# About this task:
Please retype the entries that follow exactly as they are, leaving the images behind.

# Available data:
--
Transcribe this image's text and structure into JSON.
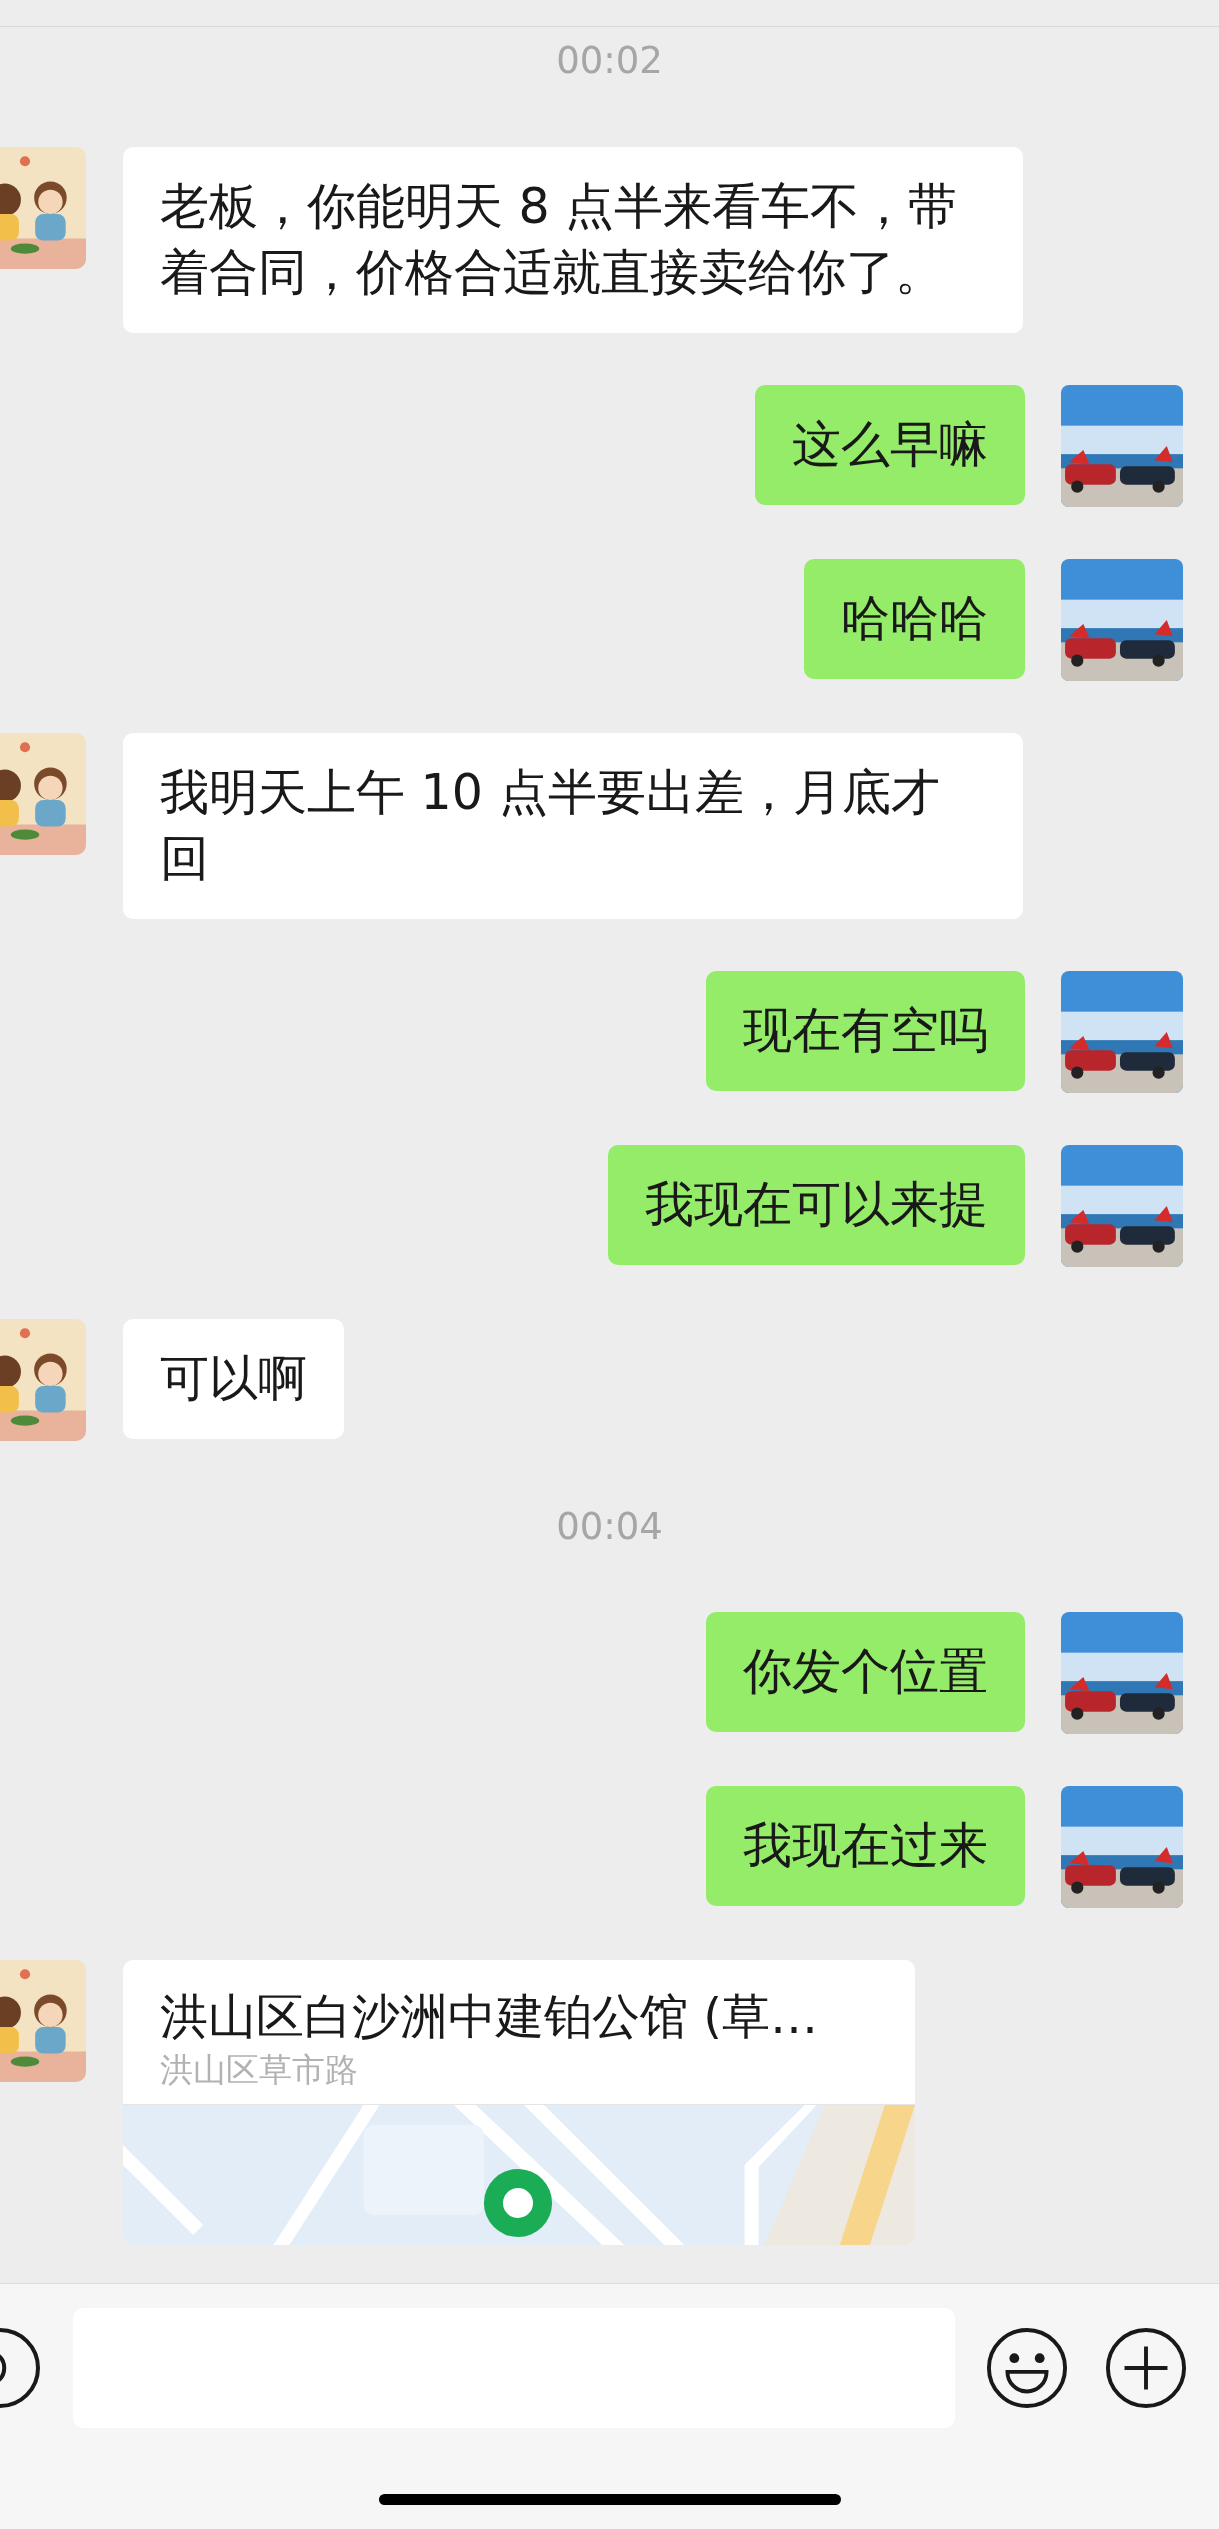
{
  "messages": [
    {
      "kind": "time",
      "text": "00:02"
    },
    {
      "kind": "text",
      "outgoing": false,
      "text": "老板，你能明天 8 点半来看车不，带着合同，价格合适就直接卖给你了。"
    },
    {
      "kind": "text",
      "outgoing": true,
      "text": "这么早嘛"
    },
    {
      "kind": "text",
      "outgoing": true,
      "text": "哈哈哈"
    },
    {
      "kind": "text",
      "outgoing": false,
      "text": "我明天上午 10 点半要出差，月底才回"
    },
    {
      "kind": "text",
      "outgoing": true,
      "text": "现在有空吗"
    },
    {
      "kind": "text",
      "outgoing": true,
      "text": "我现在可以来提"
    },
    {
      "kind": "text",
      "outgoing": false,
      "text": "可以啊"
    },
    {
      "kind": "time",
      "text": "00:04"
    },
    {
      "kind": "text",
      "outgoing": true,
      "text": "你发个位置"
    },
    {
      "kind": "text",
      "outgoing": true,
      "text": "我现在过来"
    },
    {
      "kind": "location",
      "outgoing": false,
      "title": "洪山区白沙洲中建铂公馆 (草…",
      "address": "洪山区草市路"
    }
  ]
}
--
# Written response:
Transcribe this image's text and structure into JSON.
{
  "messages": [
    {
      "kind": "time",
      "text": "00:02"
    },
    {
      "kind": "text",
      "outgoing": false,
      "text": "老板，你能明天 8 点半来看车不，带着合同，价格合适就直接卖给你了。"
    },
    {
      "kind": "text",
      "outgoing": true,
      "text": "这么早嘛"
    },
    {
      "kind": "text",
      "outgoing": true,
      "text": "哈哈哈"
    },
    {
      "kind": "text",
      "outgoing": false,
      "text": "我明天上午 10 点半要出差，月底才回"
    },
    {
      "kind": "text",
      "outgoing": true,
      "text": "现在有空吗"
    },
    {
      "kind": "text",
      "outgoing": true,
      "text": "我现在可以来提"
    },
    {
      "kind": "text",
      "outgoing": false,
      "text": "可以啊"
    },
    {
      "kind": "time",
      "text": "00:04"
    },
    {
      "kind": "text",
      "outgoing": true,
      "text": "你发个位置"
    },
    {
      "kind": "text",
      "outgoing": true,
      "text": "我现在过来"
    },
    {
      "kind": "location",
      "outgoing": false,
      "title": "洪山区白沙洲中建铂公馆 (草…",
      "address": "洪山区草市路"
    }
  ]
}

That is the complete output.